A quick report on last weekend’s workshop by Sally Patton, author of Welcoming Children with Special Needs: A Guidebook for Faith Communities. The turnout was relatively small, but the dozen people who gathered last Saturday at First Unitarian Society in Minneapolis to hear Sally’s presentation were rewarded with a wealth of information on how to make our congregations more welcoming to everyone. If you haven’t read Sally’s book, do. And if you haven’t had a chance to attend one of her workshops, keep an eye out for one and try to attend–you won’t be sorry. I was especially impressed with Sally’s tips for making religious education less like school. Things like: mix age groups; provide more experiential activities; and engage children in storytelling instead of having them read out loud. I’m really, really in agreement with Sally’s number one point in this regard–quit using terms like “Sunday school” and “religious education.” Children and youth are in school five days a week, why the heck should coming to church be more of the same. I wrote a sermon based on the really awful promotion the UUA came out with in the ’90s that featured a girl with her arm around a little boy saying, “It’s like regular school—except nobody flunks.” If that’s all we have to offer children and youth for faith development, then we’re really letting everyone down, not just kids with special needs.
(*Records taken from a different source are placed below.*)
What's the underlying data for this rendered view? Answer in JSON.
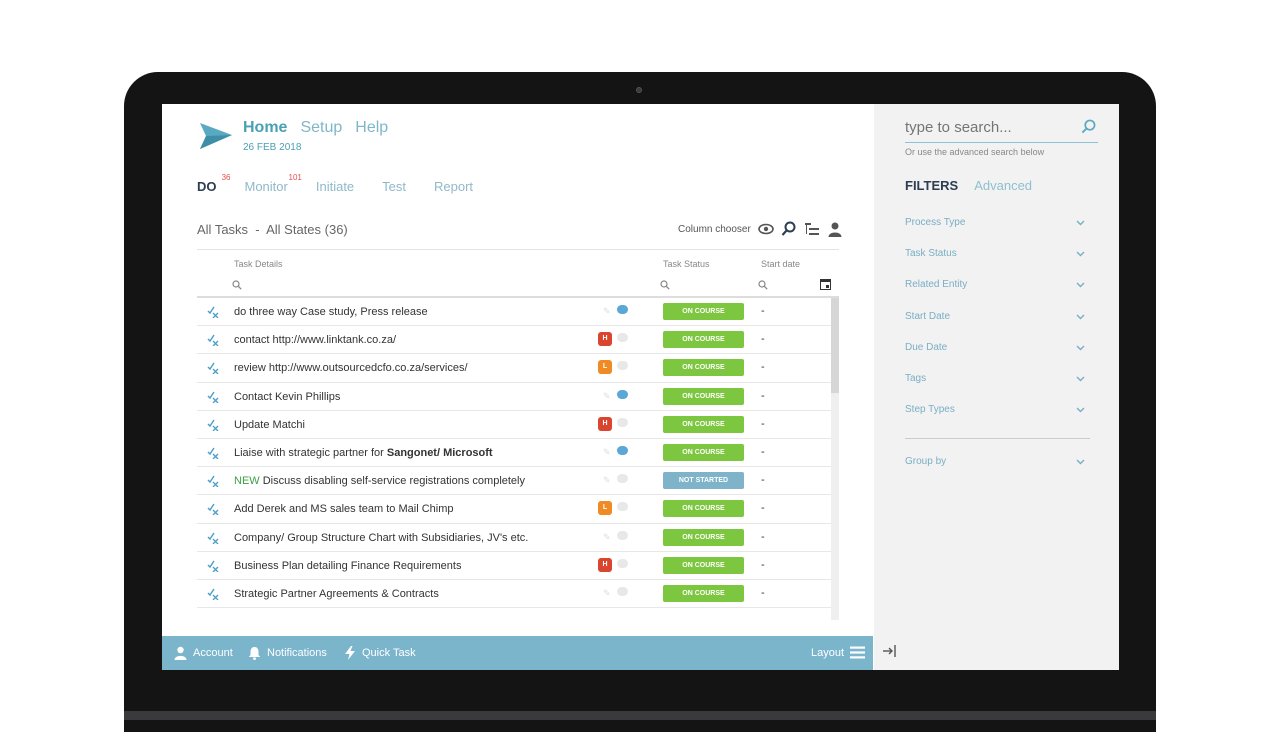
{
  "app": {
    "nav": [
      "Home",
      "Setup",
      "Help"
    ],
    "date": "26 FEB 2018"
  },
  "tabs": [
    {
      "label": "DO",
      "count": "36"
    },
    {
      "label": "Monitor",
      "count": "101"
    },
    {
      "label": "Initiate",
      "count": ""
    },
    {
      "label": "Test",
      "count": ""
    },
    {
      "label": "Report",
      "count": ""
    }
  ],
  "tasks_title": "All Tasks  -  All States (36)",
  "toolbar": {
    "column_chooser": "Column chooser"
  },
  "grid": {
    "headers": {
      "details": "Task Details",
      "status": "Task Status",
      "start": "Start date"
    },
    "rows": [
      {
        "text": "do three way Case study, Press release",
        "bold": "",
        "prefix": "",
        "priority": "",
        "comment": true,
        "status": "ON COURSE",
        "status_kind": "oc",
        "start": "-"
      },
      {
        "text": "contact http://www.linktank.co.za/",
        "bold": "",
        "prefix": "",
        "priority": "H",
        "comment": false,
        "status": "ON COURSE",
        "status_kind": "oc",
        "start": "-"
      },
      {
        "text": "review http://www.outsourcedcfo.co.za/services/",
        "bold": "",
        "prefix": "",
        "priority": "L",
        "comment": false,
        "status": "ON COURSE",
        "status_kind": "oc",
        "start": "-"
      },
      {
        "text": "Contact Kevin Phillips",
        "bold": "",
        "prefix": "",
        "priority": "",
        "comment": true,
        "status": "ON COURSE",
        "status_kind": "oc",
        "start": "-"
      },
      {
        "text": "Update Matchi",
        "bold": "",
        "prefix": "",
        "priority": "H",
        "comment": false,
        "status": "ON COURSE",
        "status_kind": "oc",
        "start": "-"
      },
      {
        "text": "Liaise with strategic partner for ",
        "bold": "Sangonet/ Microsoft",
        "prefix": "",
        "priority": "",
        "comment": true,
        "status": "ON COURSE",
        "status_kind": "oc",
        "start": "-"
      },
      {
        "text": " Discuss disabling self-service registrations completely",
        "bold": "",
        "prefix": "NEW",
        "priority": "",
        "comment": false,
        "status": "NOT STARTED",
        "status_kind": "ns",
        "start": "-"
      },
      {
        "text": "Add Derek and MS sales team to Mail Chimp",
        "bold": "",
        "prefix": "",
        "priority": "L",
        "comment": false,
        "status": "ON COURSE",
        "status_kind": "oc",
        "start": "-"
      },
      {
        "text": "Company/ Group Structure Chart with Subsidiaries, JV's etc.",
        "bold": "",
        "prefix": "",
        "priority": "",
        "comment": false,
        "status": "ON COURSE",
        "status_kind": "oc",
        "start": "-"
      },
      {
        "text": "Business Plan detailing Finance Requirements",
        "bold": "",
        "prefix": "",
        "priority": "H",
        "comment": false,
        "status": "ON COURSE",
        "status_kind": "oc",
        "start": "-"
      },
      {
        "text": "Strategic Partner Agreements & Contracts",
        "bold": "",
        "prefix": "",
        "priority": "",
        "comment": false,
        "status": "ON COURSE",
        "status_kind": "oc",
        "start": "-"
      }
    ]
  },
  "bottombar": {
    "account": "Account",
    "notifications": "Notifications",
    "quick_task": "Quick Task",
    "layout": "Layout"
  },
  "side": {
    "search_placeholder": "type to search...",
    "adv_hint": "Or use the advanced search below",
    "filters_label": "FILTERS",
    "advanced_label": "Advanced",
    "filters": [
      "Process Type",
      "Task Status",
      "Related Entity",
      "Start Date",
      "Due Date",
      "Tags",
      "Step Types"
    ],
    "group_by": "Group by"
  },
  "colors": {
    "accent": "#4aa0b5",
    "on_course": "#7dc63f",
    "not_started": "#7fb3c9",
    "bar": "#7ab5cc"
  }
}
(By the way, I’ve got four extra copies of Sally’s book in the district office, and I’d be happy to send them off to congregations in Prairie Star, so if your PSD congregation didn’t have anyone at the workshop, and if you don’t have a copy of Welcoming Children with Special Needs in your Lifespan Faith Development library, e-mail me at firstname.lastname@example.org and I’ll send a copy to the first four readers who respond.)